= TASK =
The entries are to be output once more, word for word.

Stored records
= = = = =
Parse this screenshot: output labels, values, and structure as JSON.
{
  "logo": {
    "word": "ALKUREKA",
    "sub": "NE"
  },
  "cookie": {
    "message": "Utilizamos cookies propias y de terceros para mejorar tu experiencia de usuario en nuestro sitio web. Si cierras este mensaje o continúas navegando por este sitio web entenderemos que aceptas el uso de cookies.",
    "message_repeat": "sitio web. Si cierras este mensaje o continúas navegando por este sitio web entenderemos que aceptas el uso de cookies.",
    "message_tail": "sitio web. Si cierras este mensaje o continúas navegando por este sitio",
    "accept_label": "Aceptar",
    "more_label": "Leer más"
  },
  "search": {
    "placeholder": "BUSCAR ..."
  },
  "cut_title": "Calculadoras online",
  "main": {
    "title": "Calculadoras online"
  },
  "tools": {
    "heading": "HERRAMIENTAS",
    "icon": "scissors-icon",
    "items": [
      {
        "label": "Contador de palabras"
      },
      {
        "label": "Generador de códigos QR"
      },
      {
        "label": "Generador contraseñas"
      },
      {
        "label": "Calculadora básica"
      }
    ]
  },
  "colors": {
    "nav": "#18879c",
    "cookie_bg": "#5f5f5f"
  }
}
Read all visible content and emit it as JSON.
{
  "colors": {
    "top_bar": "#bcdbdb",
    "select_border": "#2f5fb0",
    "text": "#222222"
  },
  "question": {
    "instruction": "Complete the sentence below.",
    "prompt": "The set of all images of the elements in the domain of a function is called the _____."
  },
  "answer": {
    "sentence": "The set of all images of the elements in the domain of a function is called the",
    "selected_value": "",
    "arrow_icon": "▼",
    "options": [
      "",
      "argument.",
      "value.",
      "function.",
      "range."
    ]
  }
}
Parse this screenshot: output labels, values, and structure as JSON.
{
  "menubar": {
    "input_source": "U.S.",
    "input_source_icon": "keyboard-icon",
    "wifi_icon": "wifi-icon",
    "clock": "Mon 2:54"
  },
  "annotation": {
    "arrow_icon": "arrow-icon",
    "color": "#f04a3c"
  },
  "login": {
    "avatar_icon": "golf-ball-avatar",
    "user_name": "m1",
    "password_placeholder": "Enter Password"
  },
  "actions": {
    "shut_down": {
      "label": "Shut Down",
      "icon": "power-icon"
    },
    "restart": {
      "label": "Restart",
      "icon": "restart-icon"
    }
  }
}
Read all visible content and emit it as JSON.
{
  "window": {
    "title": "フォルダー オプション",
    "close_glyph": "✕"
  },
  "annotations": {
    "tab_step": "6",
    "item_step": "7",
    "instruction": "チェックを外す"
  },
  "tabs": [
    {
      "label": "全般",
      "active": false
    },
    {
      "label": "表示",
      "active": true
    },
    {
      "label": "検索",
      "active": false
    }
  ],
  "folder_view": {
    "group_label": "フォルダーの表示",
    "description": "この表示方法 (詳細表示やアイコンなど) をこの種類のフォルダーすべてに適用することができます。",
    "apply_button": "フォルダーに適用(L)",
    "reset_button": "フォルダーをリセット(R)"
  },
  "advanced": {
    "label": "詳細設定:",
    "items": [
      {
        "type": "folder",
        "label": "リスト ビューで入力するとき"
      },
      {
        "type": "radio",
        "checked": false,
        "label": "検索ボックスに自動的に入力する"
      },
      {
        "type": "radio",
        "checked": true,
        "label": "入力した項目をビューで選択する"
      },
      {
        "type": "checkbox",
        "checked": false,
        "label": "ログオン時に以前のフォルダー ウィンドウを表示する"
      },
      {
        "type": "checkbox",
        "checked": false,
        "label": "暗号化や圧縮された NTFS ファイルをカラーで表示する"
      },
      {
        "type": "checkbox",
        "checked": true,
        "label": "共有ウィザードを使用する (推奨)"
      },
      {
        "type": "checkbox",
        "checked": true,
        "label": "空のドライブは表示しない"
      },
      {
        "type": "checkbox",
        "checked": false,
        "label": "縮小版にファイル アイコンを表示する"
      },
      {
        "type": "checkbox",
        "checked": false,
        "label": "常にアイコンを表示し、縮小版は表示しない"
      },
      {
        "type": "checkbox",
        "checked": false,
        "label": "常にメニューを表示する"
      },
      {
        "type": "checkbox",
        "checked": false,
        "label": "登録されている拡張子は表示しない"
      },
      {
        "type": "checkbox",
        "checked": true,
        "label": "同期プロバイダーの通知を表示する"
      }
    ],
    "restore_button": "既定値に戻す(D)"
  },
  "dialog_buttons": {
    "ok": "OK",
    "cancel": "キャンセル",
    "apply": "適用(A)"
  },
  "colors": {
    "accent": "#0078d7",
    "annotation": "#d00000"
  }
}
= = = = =
= OUTPUT OF THE EXERCISE =
Parse this screenshot: output labels, values, and structure as JSON.
{
  "logo": {
    "word": "ALKUREKA",
    "sub": "NE"
  },
  "cookie": {
    "message": "Utilizamos cookies propias y de terceros para mejorar tu experiencia de usuario en nuestro sitio web. Si cierras este mensaje o continúas navegando por este sitio web entenderemos que aceptas el uso de cookies.",
    "message_repeat": "sitio web. Si cierras este mensaje o continúas navegando por este sitio web entenderemos que aceptas el uso de cookies.",
    "message_tail": "sitio web. Si cierras este mensaje o continúas navegando por este sitio",
    "accept_label": "Aceptar",
    "more_label": "Leer más"
  },
  "search": {
    "placeholder": "BUSCAR ..."
  },
  "cut_title": "Calculadoras online",
  "main": {
    "title": "Calculadoras online"
  },
  "tools": {
    "heading": "HERRAMIENTAS",
    "icon": "scissors-icon",
    "items": [
      {
        "label": "Contador de palabras"
      },
      {
        "label": "Generador de códigos QR"
      },
      {
        "label": "Generador contraseñas"
      },
      {
        "label": "Calculadora básica"
      }
    ]
  },
  "colors": {
    "nav": "#18879c",
    "cookie_bg": "#5f5f5f"
  }
}
Read all visible content and emit it as JSON.
{
  "colors": {
    "top_bar": "#bcdbdb",
    "select_border": "#2f5fb0",
    "text": "#222222"
  },
  "question": {
    "instruction": "Complete the sentence below.",
    "prompt": "The set of all images of the elements in the domain of a function is called the _____."
  },
  "answer": {
    "sentence": "The set of all images of the elements in the domain of a function is called the",
    "selected_value": "",
    "arrow_icon": "▼",
    "options": [
      "",
      "argument.",
      "value.",
      "function.",
      "range."
    ]
  }
}
Parse this screenshot: output labels, values, and structure as JSON.
{
  "menubar": {
    "input_source": "U.S.",
    "input_source_icon": "keyboard-icon",
    "wifi_icon": "wifi-icon",
    "clock": "Mon 2:54"
  },
  "annotation": {
    "arrow_icon": "arrow-icon",
    "color": "#f04a3c"
  },
  "login": {
    "avatar_icon": "golf-ball-avatar",
    "user_name": "m1",
    "password_placeholder": "Enter Password"
  },
  "actions": {
    "shut_down": {
      "label": "Shut Down",
      "icon": "power-icon"
    },
    "restart": {
      "label": "Restart",
      "icon": "restart-icon"
    }
  }
}
Read all visible content and emit it as JSON.
{
  "window": {
    "title": "フォルダー オプション",
    "close_glyph": "✕"
  },
  "annotations": {
    "tab_step": "6",
    "item_step": "7",
    "instruction": "チェックを外す"
  },
  "tabs": [
    {
      "label": "全般",
      "active": false
    },
    {
      "label": "表示",
      "active": true
    },
    {
      "label": "検索",
      "active": false
    }
  ],
  "folder_view": {
    "group_label": "フォルダーの表示",
    "description": "この表示方法 (詳細表示やアイコンなど) をこの種類のフォルダーすべてに適用することができます。",
    "apply_button": "フォルダーに適用(L)",
    "reset_button": "フォルダーをリセット(R)"
  },
  "advanced": {
    "label": "詳細設定:",
    "items": [
      {
        "type": "folder",
        "label": "リスト ビューで入力するとき"
      },
      {
        "type": "radio",
        "checked": false,
        "label": "検索ボックスに自動的に入力する"
      },
      {
        "type": "radio",
        "checked": true,
        "label": "入力した項目をビューで選択する"
      },
      {
        "type": "checkbox",
        "checked": false,
        "label": "ログオン時に以前のフォルダー ウィンドウを表示する"
      },
      {
        "type": "checkbox",
        "checked": false,
        "label": "暗号化や圧縮された NTFS ファイルをカラーで表示する"
      },
      {
        "type": "checkbox",
        "checked": true,
        "label": "共有ウィザードを使用する (推奨)"
      },
      {
        "type": "checkbox",
        "checked": true,
        "label": "空のドライブは表示しない"
      },
      {
        "type": "checkbox",
        "checked": false,
        "label": "縮小版にファイル アイコンを表示する"
      },
      {
        "type": "checkbox",
        "checked": false,
        "label": "常にアイコンを表示し、縮小版は表示しない"
      },
      {
        "type": "checkbox",
        "checked": false,
        "label": "常にメニューを表示する"
      },
      {
        "type": "checkbox",
        "checked": false,
        "label": "登録されている拡張子は表示しない"
      },
      {
        "type": "checkbox",
        "checked": true,
        "label": "同期プロバイダーの通知を表示する"
      }
    ],
    "restore_button": "既定値に戻す(D)"
  },
  "dialog_buttons": {
    "ok": "OK",
    "cancel": "キャンセル",
    "apply": "適用(A)"
  },
  "colors": {
    "accent": "#0078d7",
    "annotation": "#d00000"
  }
}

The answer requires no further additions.